▶ _EXERCISE PROMPT_
Please copy every record below exactly and leave out the pictures.

### DATASET ENTRIES ###

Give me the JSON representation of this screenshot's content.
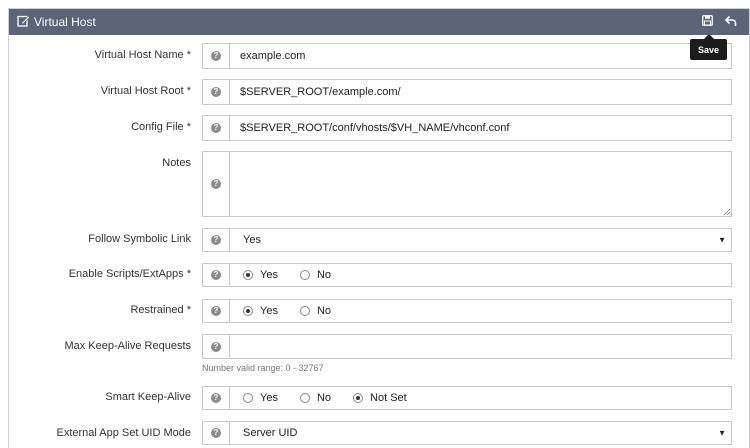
{
  "header": {
    "title": "Virtual Host",
    "title_icon": "edit-icon",
    "save_icon": "save-icon",
    "undo_icon": "undo-icon",
    "save_tooltip": "Save",
    "background": "#5b6478"
  },
  "form": {
    "vh_name": {
      "label": "Virtual Host Name *",
      "value": "example.com"
    },
    "vh_root": {
      "label": "Virtual Host Root *",
      "value": "$SERVER_ROOT/example.com/"
    },
    "config_file": {
      "label": "Config File *",
      "value": "$SERVER_ROOT/conf/vhosts/$VH_NAME/vhconf.conf"
    },
    "notes": {
      "label": "Notes",
      "value": ""
    },
    "follow_symlink": {
      "label": "Follow Symbolic Link",
      "selected": "Yes"
    },
    "enable_scripts": {
      "label": "Enable Scripts/ExtApps *",
      "options": [
        "Yes",
        "No"
      ],
      "selected": "Yes"
    },
    "restrained": {
      "label": "Restrained *",
      "options": [
        "Yes",
        "No"
      ],
      "selected": "Yes"
    },
    "max_keepalive": {
      "label": "Max Keep-Alive Requests",
      "value": "",
      "hint": "Number valid range: 0 - 32767"
    },
    "smart_keepalive": {
      "label": "Smart Keep-Alive",
      "options": [
        "Yes",
        "No",
        "Not Set"
      ],
      "selected": "Not Set"
    },
    "uid_mode": {
      "label": "External App Set UID Mode",
      "selected": "Server UID"
    }
  }
}
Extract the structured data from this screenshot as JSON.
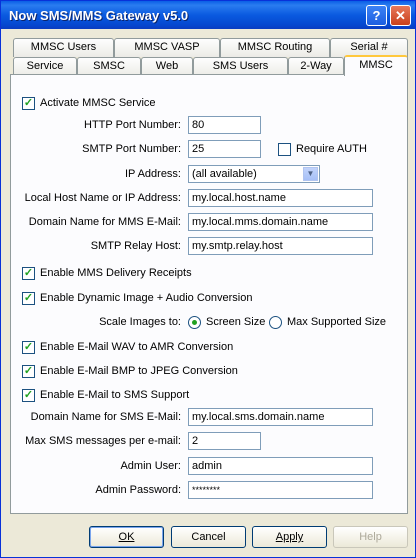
{
  "window": {
    "title": "Now SMS/MMS Gateway v5.0"
  },
  "titlebar_buttons": {
    "help": "?",
    "close": "✕"
  },
  "tabs_row1": [
    "MMSC Users",
    "MMSC VASP",
    "MMSC Routing",
    "Serial #"
  ],
  "tabs_row2": [
    "Service",
    "SMSC",
    "Web",
    "SMS Users",
    "2-Way",
    "MMSC"
  ],
  "active_tab": "MMSC",
  "form": {
    "activate_label": "Activate MMSC Service",
    "http_port_label": "HTTP Port Number:",
    "http_port_value": "80",
    "smtp_port_label": "SMTP Port Number:",
    "smtp_port_value": "25",
    "require_auth_label": "Require AUTH",
    "ip_label": "IP Address:",
    "ip_value": "(all available)",
    "local_host_label": "Local Host Name or IP Address:",
    "local_host_value": "my.local.host.name",
    "mms_domain_label": "Domain Name for MMS E-Mail:",
    "mms_domain_value": "my.local.mms.domain.name",
    "relay_label": "SMTP Relay Host:",
    "relay_value": "my.smtp.relay.host",
    "delivery_receipts_label": "Enable MMS Delivery Receipts",
    "dynamic_label": "Enable Dynamic Image + Audio Conversion",
    "scale_label": "Scale Images to:",
    "scale_screen_label": "Screen Size",
    "scale_max_label": "Max Supported Size",
    "wav_label": "Enable E-Mail WAV to AMR Conversion",
    "bmp_label": "Enable E-Mail BMP to JPEG Conversion",
    "email_sms_label": "Enable E-Mail to SMS Support",
    "sms_domain_label": "Domain Name for SMS E-Mail:",
    "sms_domain_value": "my.local.sms.domain.name",
    "max_sms_label": "Max SMS messages per e-mail:",
    "max_sms_value": "2",
    "admin_user_label": "Admin User:",
    "admin_user_value": "admin",
    "admin_pass_label": "Admin Password:",
    "admin_pass_value": "********"
  },
  "buttons": {
    "ok": "OK",
    "cancel": "Cancel",
    "apply": "Apply",
    "help": "Help"
  }
}
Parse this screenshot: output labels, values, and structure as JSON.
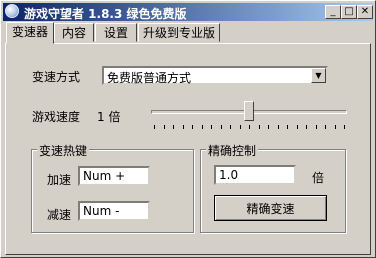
{
  "window": {
    "title": "游戏守望者 1.8.3 绿色免费版",
    "min_glyph": "_",
    "max_glyph": "□",
    "close_glyph": "✕"
  },
  "tabs": [
    {
      "label": "变速器",
      "active": true
    },
    {
      "label": "内容",
      "active": false
    },
    {
      "label": "设置",
      "active": false
    },
    {
      "label": "升级到专业版",
      "active": false
    }
  ],
  "speed": {
    "mode_label": "变速方式",
    "mode_value": "免费版普通方式",
    "speed_label": "游戏速度",
    "speed_value": "1 倍",
    "slider_position": 0.5
  },
  "hotkeys": {
    "group_title": "变速热键",
    "accelerate_label": "加速",
    "accelerate_value": "Num +",
    "decelerate_label": "减速",
    "decelerate_value": "Num -"
  },
  "precise": {
    "group_title": "精确控制",
    "value": "1.0",
    "unit": "倍",
    "button_label": "精确变速"
  },
  "colors": {
    "title_gradient_start": "#0a246a",
    "title_gradient_end": "#a6caf0",
    "face": "#d4d0c8"
  }
}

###

▶ _ANSWER TO THIS TASK_
Give me the JSON representation of this screenshot's content.
{
  "header": {
    "title": "Virtual Host",
    "title_icon": "edit-icon",
    "save_icon": "save-icon",
    "undo_icon": "undo-icon",
    "save_tooltip": "Save",
    "background": "#5b6478"
  },
  "form": {
    "vh_name": {
      "label": "Virtual Host Name *",
      "value": "example.com"
    },
    "vh_root": {
      "label": "Virtual Host Root *",
      "value": "$SERVER_ROOT/example.com/"
    },
    "config_file": {
      "label": "Config File *",
      "value": "$SERVER_ROOT/conf/vhosts/$VH_NAME/vhconf.conf"
    },
    "notes": {
      "label": "Notes",
      "value": ""
    },
    "follow_symlink": {
      "label": "Follow Symbolic Link",
      "selected": "Yes"
    },
    "enable_scripts": {
      "label": "Enable Scripts/ExtApps *",
      "options": [
        "Yes",
        "No"
      ],
      "selected": "Yes"
    },
    "restrained": {
      "label": "Restrained *",
      "options": [
        "Yes",
        "No"
      ],
      "selected": "Yes"
    },
    "max_keepalive": {
      "label": "Max Keep-Alive Requests",
      "value": "",
      "hint": "Number valid range: 0 - 32767"
    },
    "smart_keepalive": {
      "label": "Smart Keep-Alive",
      "options": [
        "Yes",
        "No",
        "Not Set"
      ],
      "selected": "Not Set"
    },
    "uid_mode": {
      "label": "External App Set UID Mode",
      "selected": "Server UID"
    }
  }
}
Extract the structured data from this screenshot as JSON.
{
  "window": {
    "title": "Now SMS/MMS Gateway v5.0"
  },
  "titlebar_buttons": {
    "help": "?",
    "close": "✕"
  },
  "tabs_row1": [
    "MMSC Users",
    "MMSC VASP",
    "MMSC Routing",
    "Serial #"
  ],
  "tabs_row2": [
    "Service",
    "SMSC",
    "Web",
    "SMS Users",
    "2-Way",
    "MMSC"
  ],
  "active_tab": "MMSC",
  "form": {
    "activate_label": "Activate MMSC Service",
    "http_port_label": "HTTP Port Number:",
    "http_port_value": "80",
    "smtp_port_label": "SMTP Port Number:",
    "smtp_port_value": "25",
    "require_auth_label": "Require AUTH",
    "ip_label": "IP Address:",
    "ip_value": "(all available)",
    "local_host_label": "Local Host Name or IP Address:",
    "local_host_value": "my.local.host.name",
    "mms_domain_label": "Domain Name for MMS E-Mail:",
    "mms_domain_value": "my.local.mms.domain.name",
    "relay_label": "SMTP Relay Host:",
    "relay_value": "my.smtp.relay.host",
    "delivery_receipts_label": "Enable MMS Delivery Receipts",
    "dynamic_label": "Enable Dynamic Image + Audio Conversion",
    "scale_label": "Scale Images to:",
    "scale_screen_label": "Screen Size",
    "scale_max_label": "Max Supported Size",
    "wav_label": "Enable E-Mail WAV to AMR Conversion",
    "bmp_label": "Enable E-Mail BMP to JPEG Conversion",
    "email_sms_label": "Enable E-Mail to SMS Support",
    "sms_domain_label": "Domain Name for SMS E-Mail:",
    "sms_domain_value": "my.local.sms.domain.name",
    "max_sms_label": "Max SMS messages per e-mail:",
    "max_sms_value": "2",
    "admin_user_label": "Admin User:",
    "admin_user_value": "admin",
    "admin_pass_label": "Admin Password:",
    "admin_pass_value": "********"
  },
  "buttons": {
    "ok": "OK",
    "cancel": "Cancel",
    "apply": "Apply",
    "help": "Help"
  }
}
Parse this screenshot: output labels, values, and structure as JSON.
{
  "window": {
    "title": "游戏守望者 1.8.3 绿色免费版",
    "min_glyph": "_",
    "max_glyph": "□",
    "close_glyph": "✕"
  },
  "tabs": [
    {
      "label": "变速器",
      "active": true
    },
    {
      "label": "内容",
      "active": false
    },
    {
      "label": "设置",
      "active": false
    },
    {
      "label": "升级到专业版",
      "active": false
    }
  ],
  "speed": {
    "mode_label": "变速方式",
    "mode_value": "免费版普通方式",
    "speed_label": "游戏速度",
    "speed_value": "1 倍",
    "slider_position": 0.5
  },
  "hotkeys": {
    "group_title": "变速热键",
    "accelerate_label": "加速",
    "accelerate_value": "Num +",
    "decelerate_label": "减速",
    "decelerate_value": "Num -"
  },
  "precise": {
    "group_title": "精确控制",
    "value": "1.0",
    "unit": "倍",
    "button_label": "精确变速"
  },
  "colors": {
    "title_gradient_start": "#0a246a",
    "title_gradient_end": "#a6caf0",
    "face": "#d4d0c8"
  }
}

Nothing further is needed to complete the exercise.